Sylvia, a play scripted and directed by Athira Nikathil, is an intimate portrayal of the life of American poet Sylvia Plath and her struggle with depression
Athira Nikathil’s play Sylvia opens with the young Sylvia Plath meeting Ted Hughes, whom she would later marry. What follows is an intense life story of the American poet that rises and dips like a poem. Athira attempts to bring to life the person and poet Sylvia was.
Inspired by Sylvia, a 2003 biopic on Plath, Athira dips into the poet’s complex personal and literary life to create a narrative that does justice to her persona. “I watched the biopic on her, spent hours researching her, read and re-read her poetry, listened to scratchy podcasts of Sylvia’s and of her children and mother…before taking on this project,” says Athira. She employs music, dance, poetry, and literature as her main theatrical devices.
It was when Athira came out of a period of clinical depression that she decided to work on Sylvia. Diagnosed with clinical depression [herself], Plath is known to have struggled with dark episodes all through her adult life, before committing suicide at the age of 30. “When I came back into a phase of clarity, I wanted to make a play and I thought why not on Plath with whom I had always been fascinated,” Athira says. Having done her BA in English Literature, Plath had always been an inspiration. “It was only when I had a personal experience with depression that I felt like I understood what Plath had gone through,” she says. “I wanted to take the poet’s story to more people.”
This is Athira’s second directorial venture: her first play, Blank Page, was staged before the pandemic. She had already formed a motley crew of people who were passionate about theatre. “I did not want anyone from acting schools. I wanted those who loved the art of theatre,” says Athira.
The crew became a collective called Thambu. “Though we call it a women’s theatre collective, we have male members as well,” says Athira. The core members of the collective include Anjana Sree, Ahalya Prarithi Praveen, Krishnapriya Thilakan, Jayakrishna K J, Raghi Babu, Neethu Chandran, Akhil Vijayan, Anoop KV, Amaldeep Pradeep, and Jathin Lata Shaji.
During the lockdown months, the collective did online theatre workshops and talks. Athira, who has an MA in Theatre from the School of Drama, Thrissur, says she enjoys acting as much as she enjoys directing plays. She is currently employed as a theatre instructor at Choice School in Kochi.

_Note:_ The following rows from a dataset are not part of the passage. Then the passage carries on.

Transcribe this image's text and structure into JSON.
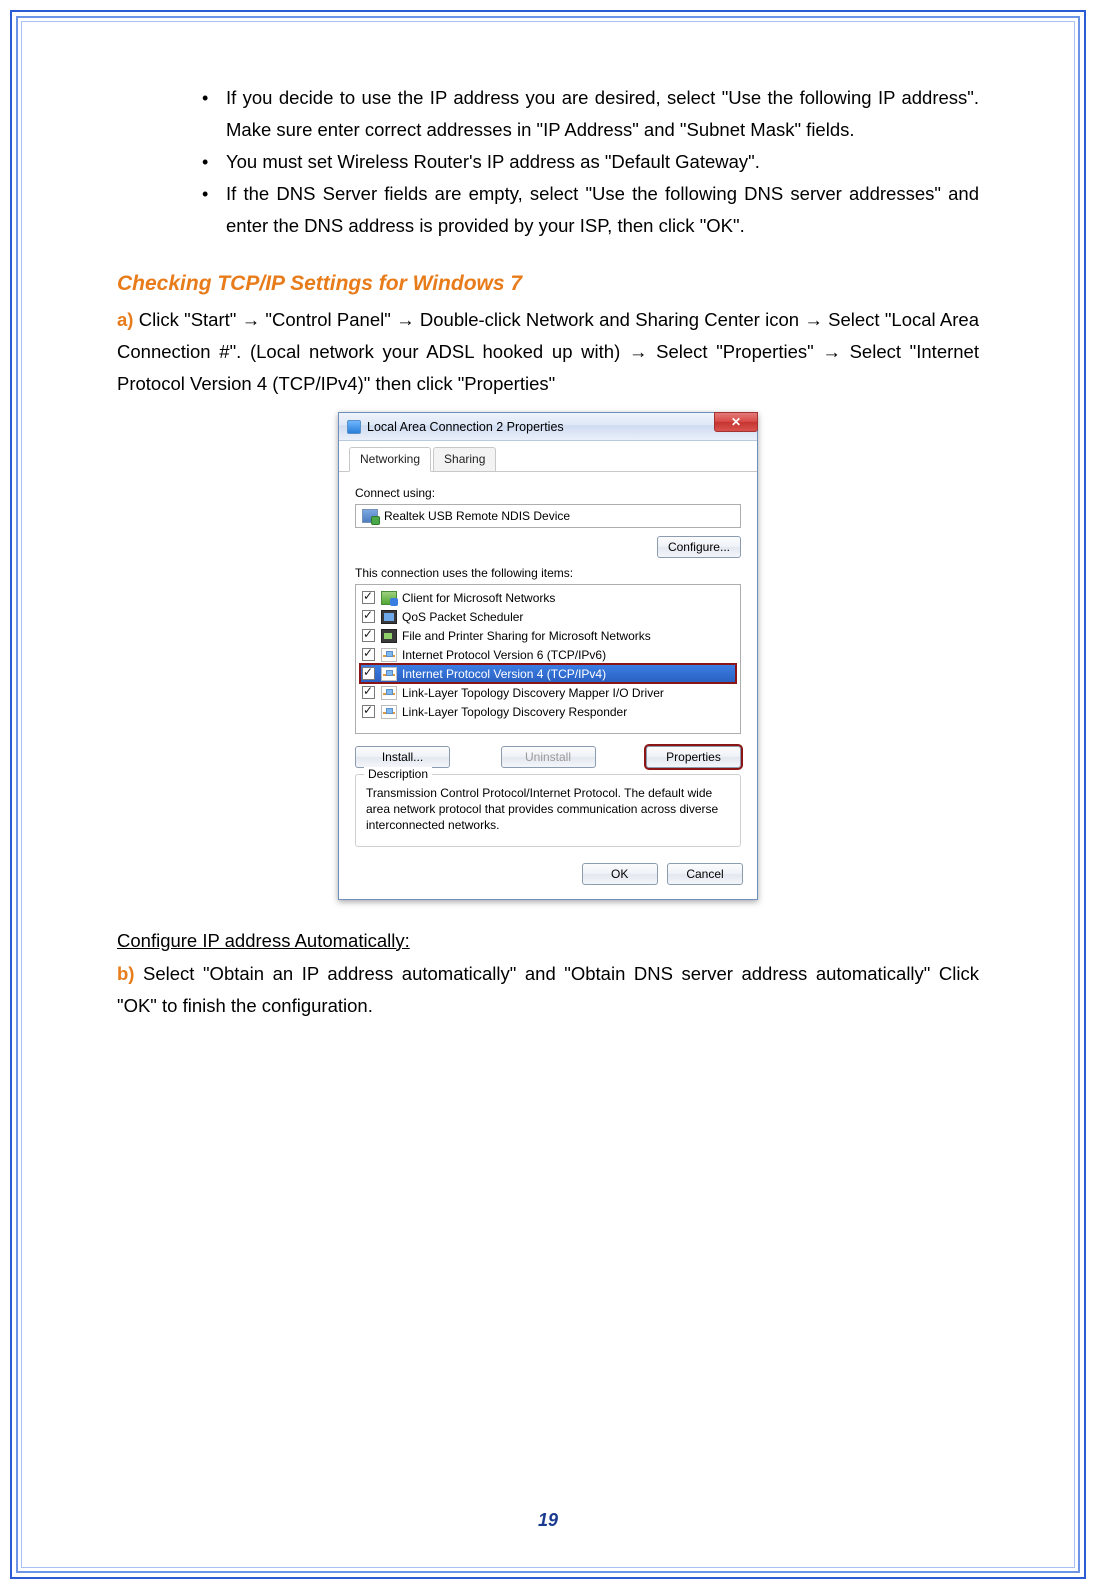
{
  "bullets": [
    "If you decide to use the IP address you are desired, select \"Use the following IP address\". Make sure enter correct addresses in \"IP Address\" and \"Subnet Mask\" fields.",
    "You must set Wireless Router's IP address as \"Default Gateway\".",
    "If the DNS Server fields are empty, select \"Use the following DNS server addresses\" and enter the DNS address is provided by your ISP, then click \"OK\"."
  ],
  "section_heading": "Checking TCP/IP Settings for Windows 7",
  "step_a": {
    "label": "a)",
    "text": " Click \"Start\" → \"Control Panel\" → Double-click Network and Sharing Center icon → Select \"Local Area Connection #\". (Local network your ADSL hooked up with) → Select \"Properties\" → Select \"Internet Protocol Version 4 (TCP/IPv4)\" then click \"Properties\""
  },
  "dialog": {
    "title": "Local Area Connection 2 Properties",
    "close_glyph": "✕",
    "tabs": {
      "networking": "Networking",
      "sharing": "Sharing"
    },
    "connect_using_label": "Connect using:",
    "adapter_name": "Realtek USB Remote NDIS Device",
    "configure_btn": "Configure...",
    "items_label": "This connection uses the following items:",
    "items": [
      {
        "checked": true,
        "label": "Client for Microsoft Networks",
        "icon": "ic-client"
      },
      {
        "checked": true,
        "label": "QoS Packet Scheduler",
        "icon": "ic-qos"
      },
      {
        "checked": true,
        "label": "File and Printer Sharing for Microsoft Networks",
        "icon": "ic-fps"
      },
      {
        "checked": true,
        "label": "Internet Protocol Version 6 (TCP/IPv6)",
        "icon": "ic-net"
      },
      {
        "checked": true,
        "label": "Internet Protocol Version 4 (TCP/IPv4)",
        "icon": "ic-net",
        "selected": true
      },
      {
        "checked": true,
        "label": "Link-Layer Topology Discovery Mapper I/O Driver",
        "icon": "ic-net"
      },
      {
        "checked": true,
        "label": "Link-Layer Topology Discovery Responder",
        "icon": "ic-net"
      }
    ],
    "install_btn": "Install...",
    "uninstall_btn": "Uninstall",
    "properties_btn": "Properties",
    "desc_legend": "Description",
    "desc_text": "Transmission Control Protocol/Internet Protocol. The default wide area network protocol that provides communication across diverse interconnected networks.",
    "ok_btn": "OK",
    "cancel_btn": "Cancel"
  },
  "subheading": "Configure IP address Automatically:",
  "step_b": {
    "label": "b)",
    "text": " Select \"Obtain an IP address automatically\" and \"Obtain DNS server address automatically\" Click \"OK\" to finish the configuration."
  },
  "page_number": "19"
}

Sylvia, the 50-minute interactive play, produced by Thambu, has Krishnapriya Thilakan, more popularly known as Kaaapi on her Instagram handle, playing Plath and Adarsh Sabu playing Ted Hughes. Ahalya, Anjana, Pranav Unni, Austine Benny, Akshay, Akhil VK, Karthik Kumar and Samarth P Anilkumar essay the other characters in the play. While the costumes have been designed by Shani Joy, art has been handled by Sreedath PR. Light design and execution are by Subin KK and Jithu Vargehese; Vishnu Sheeja Vinod and Sam offer technical support.
The play has been staged a few times in Kochi, and Athira has been receiving encouraging feedback. “A lot of people came up to me to say it touched a raw nerve. Depression is still not talked about as much as it should be. I could see that many viewers could relate to the characters on stage,” she adds.
Sylvia is suitable for children and adults over 10 years of age. It will be staged on May 14 at Ala Theatre and Cultural Centre, Mulanthuruthy, at 7pm. For tickets, call 9447194411.
This post was written by the author in their personal capacity.The opinions expressed in this article are the author’s own and do not reflect the view of The Theatre Times, their staff or collaborators.
This post was written by Anasuya Menon.
The views expressed here belong to the author and do not necessarily reflect our views and opinions.